Marketing assistant professor Kimberlee Weaver was sitting in a crowded airplane, awaiting take-off. After a two-hour wait, passengers had to disembark and switch aircraft. “Many were visibly irritated,” she said.
Seeking to make up for the inconvenience, the airline offered the following gift packet: a $35 discount coupon for future travel; an amenity coupon for a meal, premium beverage, or mileage bonus — and a 25-cent phone card.
The latter, amounting to about five minutes of free long-distance calling, “looked quite cheap,” Weaver recalled thinking at the time. “It may not even be enough time to arrange alternate transportation, given the two-hour delay.”
Weaver, whose research interests are in social cognition, social perception, and consumer welfare, couldn’t help contemplating the situation in terms of her occupational expertise.
Is it possible, she wondered, that the airline believed the 25-cent phone card would enhance customer evaluations of their damage-control efforts, but that it actually detracted from customer perceptions of the coupon package as a whole? “Could one of the world’s largest airlines be spending thousands of dollars each year on phone cards and inadvertently be hurting rather than helping their image?”
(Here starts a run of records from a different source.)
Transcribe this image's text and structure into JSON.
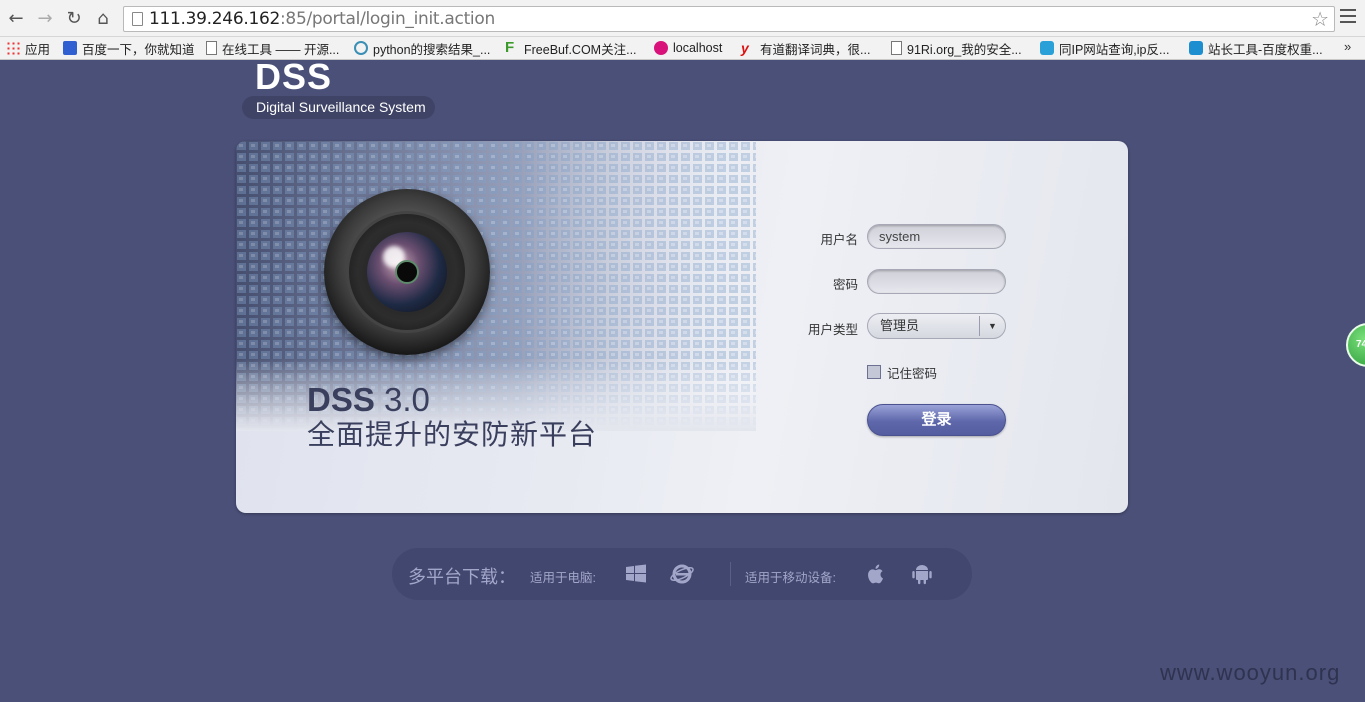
{
  "browser": {
    "url_host": "111.39.246.162",
    "url_rest": ":85/portal/login_init.action",
    "bookmarks": [
      {
        "label": "应用",
        "icon": "apps-grid-icon"
      },
      {
        "label": "百度一下，你就知道",
        "icon": "baidu-paw-icon"
      },
      {
        "label": "在线工具 —— 开源...",
        "icon": "page-icon"
      },
      {
        "label": "python的搜索结果_...",
        "icon": "play-circle-icon"
      },
      {
        "label": "FreeBuf.COM关注...",
        "icon": "freebuf-f-icon"
      },
      {
        "label": "localhost",
        "icon": "localhost-icon"
      },
      {
        "label": "有道翻译词典，很...",
        "icon": "youdao-y-icon"
      },
      {
        "label": "91Ri.org_我的安全...",
        "icon": "page-icon"
      },
      {
        "label": "同IP网站查询,ip反...",
        "icon": "ip-query-icon"
      },
      {
        "label": "站长工具-百度权重...",
        "icon": "chinaz-icon"
      }
    ],
    "more": "»"
  },
  "header": {
    "logo_title": "DSS",
    "logo_subtitle": "Digital Surveillance System"
  },
  "panel": {
    "product": "DSS",
    "version": "3.0",
    "slogan": "全面提升的安防新平台"
  },
  "form": {
    "username_label": "用户名",
    "username_value": "system",
    "password_label": "密码",
    "password_value": "",
    "usertype_label": "用户类型",
    "usertype_value": "管理员",
    "remember_label": "记住密码",
    "remember_checked": false,
    "login_label": "登录"
  },
  "download": {
    "title": "多平台下载：",
    "pc_label": "适用于电脑:",
    "mobile_label": "适用于移动设备:"
  },
  "side_badge": "74",
  "watermark": "www.wooyun.org",
  "colors": {
    "page_bg": "#4a5078",
    "download_bar": "#424770",
    "login_button": "#5e67aa",
    "headline_text": "#3a3f5e"
  }
}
The phone card, she thought, was a good example of a research question that she and two other scholars were examining: Do companies or individuals presenting information correctly anticipate how the information will be combined in the minds of those who evaluate them? “It’s an important research question that previous studies have left open.”